Lay of the Land
With fifty districts (khet) and occupying more than 600 square miles, Bangkok can be an overwhelming place to navigate, though tourists tend to stay close to just a few neighborhoods. Here are some of the ones to know:
On the River: More than just a river, the Chao Phraya is the city’s heart and soul and has been used for trade for centuries. Now, it’s used as the city’s main thoroughfare, serving as a byway for tourists and freighters by day, and illuminated at night by the many dinner cruises that make their way up and down its velvety dark length. For all intents and purposes, ‘On the River’ refers to the southern banks of the river Phraya that are home to some of the city’s most sumptuous hotels, including the Mandarin Oriental and Peninsula, as well as a host of shopping meccas, like River City.
Old/Historic Bangkok: A ten-minute boat ride north of the cluster of luxury properties and high-end shopping centers sits holy sites like Wat Arun, the Grand Palace and Wat Pho – not to be missed for first time visitors, all of whom should start their sightseeing on the river to feel the pulsating energy of Bangkok. The area has a wealth of temples and tons of historic charm, especially in Chinatown, a souk-like labyrinth of small alleys and markets.
Downtown: In the sprawl that’s Bangkok,there’s no real downtown, of course, but that’s what many call the business area surrounding the city center. This area most easily understood when divided by one of the city’s main boulevards into two separate neighborhoods, one north of Rama IV Boulevard, and the other south of it.
South of Rama IV Boulevard: South of the main boulevard on Rama IV, you’ll find hotels like the Metropolitan and Sukhothai, restaurants such as Eat Me and Harmonique, and some delicious off-the-beaten-path street food stalls.

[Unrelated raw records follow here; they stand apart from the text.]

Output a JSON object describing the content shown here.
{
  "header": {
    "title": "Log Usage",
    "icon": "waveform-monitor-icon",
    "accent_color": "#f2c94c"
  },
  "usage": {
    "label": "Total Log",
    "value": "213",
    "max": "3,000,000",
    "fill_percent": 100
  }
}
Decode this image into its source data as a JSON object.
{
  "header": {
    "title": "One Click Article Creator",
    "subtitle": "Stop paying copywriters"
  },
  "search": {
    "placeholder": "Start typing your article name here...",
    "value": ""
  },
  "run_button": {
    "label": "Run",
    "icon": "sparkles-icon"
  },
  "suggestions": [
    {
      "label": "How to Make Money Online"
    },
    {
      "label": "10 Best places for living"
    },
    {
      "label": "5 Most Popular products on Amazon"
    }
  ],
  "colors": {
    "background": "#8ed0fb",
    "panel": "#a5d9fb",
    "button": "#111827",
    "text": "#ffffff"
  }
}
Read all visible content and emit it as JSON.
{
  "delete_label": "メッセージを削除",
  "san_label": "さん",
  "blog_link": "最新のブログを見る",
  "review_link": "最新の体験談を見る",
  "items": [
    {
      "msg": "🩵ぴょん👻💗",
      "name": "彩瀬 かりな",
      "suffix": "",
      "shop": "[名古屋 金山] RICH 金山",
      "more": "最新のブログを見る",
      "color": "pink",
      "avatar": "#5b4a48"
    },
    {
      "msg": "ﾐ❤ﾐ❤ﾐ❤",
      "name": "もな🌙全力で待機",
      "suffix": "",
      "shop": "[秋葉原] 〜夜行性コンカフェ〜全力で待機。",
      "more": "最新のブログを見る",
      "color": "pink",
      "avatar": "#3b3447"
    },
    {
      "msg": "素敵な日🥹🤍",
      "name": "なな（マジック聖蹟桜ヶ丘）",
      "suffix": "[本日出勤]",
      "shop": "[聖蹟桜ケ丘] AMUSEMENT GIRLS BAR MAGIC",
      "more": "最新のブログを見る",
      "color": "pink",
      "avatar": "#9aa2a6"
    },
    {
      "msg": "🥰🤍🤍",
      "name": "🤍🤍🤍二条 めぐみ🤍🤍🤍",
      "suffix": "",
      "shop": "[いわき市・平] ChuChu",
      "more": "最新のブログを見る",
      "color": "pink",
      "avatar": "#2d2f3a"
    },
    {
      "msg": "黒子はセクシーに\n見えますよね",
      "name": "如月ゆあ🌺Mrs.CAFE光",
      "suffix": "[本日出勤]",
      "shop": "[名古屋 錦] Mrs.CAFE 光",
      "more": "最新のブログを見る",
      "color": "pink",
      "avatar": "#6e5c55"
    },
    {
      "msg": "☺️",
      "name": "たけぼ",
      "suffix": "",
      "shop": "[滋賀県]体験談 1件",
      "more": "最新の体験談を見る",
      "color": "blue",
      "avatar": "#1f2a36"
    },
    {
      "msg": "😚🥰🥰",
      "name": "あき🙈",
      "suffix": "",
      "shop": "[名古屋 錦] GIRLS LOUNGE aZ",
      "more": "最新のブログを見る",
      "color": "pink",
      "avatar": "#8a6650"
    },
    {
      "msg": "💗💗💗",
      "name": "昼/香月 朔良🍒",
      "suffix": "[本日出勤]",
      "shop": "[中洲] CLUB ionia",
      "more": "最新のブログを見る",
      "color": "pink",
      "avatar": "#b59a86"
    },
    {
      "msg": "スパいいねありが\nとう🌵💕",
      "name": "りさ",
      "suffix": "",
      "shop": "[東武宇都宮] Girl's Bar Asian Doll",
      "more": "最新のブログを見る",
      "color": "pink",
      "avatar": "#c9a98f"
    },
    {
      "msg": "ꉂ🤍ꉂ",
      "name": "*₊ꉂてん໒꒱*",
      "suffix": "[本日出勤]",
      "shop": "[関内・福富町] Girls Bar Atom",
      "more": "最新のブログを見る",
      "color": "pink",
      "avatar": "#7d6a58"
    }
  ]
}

North of Rama IV Boulevard: North of Rama IV Boulevard you’ll find the Four Seasons, restaurants like M.R. Kukrit Heritage Home and some of the city’s massive department stores, including Siam Paragon and Siam Square. Tucked away on a side street to the west is the Jim Thompson House, a first-time must for any visitor.
Sukhumvit: Sukhumvit Road is a major thoroughfare (technically 250 miles long, ending in Trat, in eastern Thailand) from which extend a myriad of small sois (streets). Each seems to harbor a microcosm ofits own— Soi 38, for instance, has excellent street-food stalls; Soi 55, some great shops; and Soi 11, the best clubs—and new clusters are constantly popping up. This area is great for dinner, drinks and dancing: thanks to the BTS Sky Train, which runs along Sukhumvit Road, it’s easy to get around. Don’t miss: Face Bar, Bed Supperclub, Spring-Summer and Agalico.
Off the Beaten Path: Perhaps one of the most special things about Bangkok as a city is that every neighborhood has something unique to offer, something special to cherish. While tourists tend to stick to the more well known neighborhoods, travelers will find something exciting in many of the lesser known ones too. These include places like the beautiful boutique Siam Hotel, the Chatuchak Weekend Market and the ancient majestic capital of the kingdom of Siam, Ayutthaya.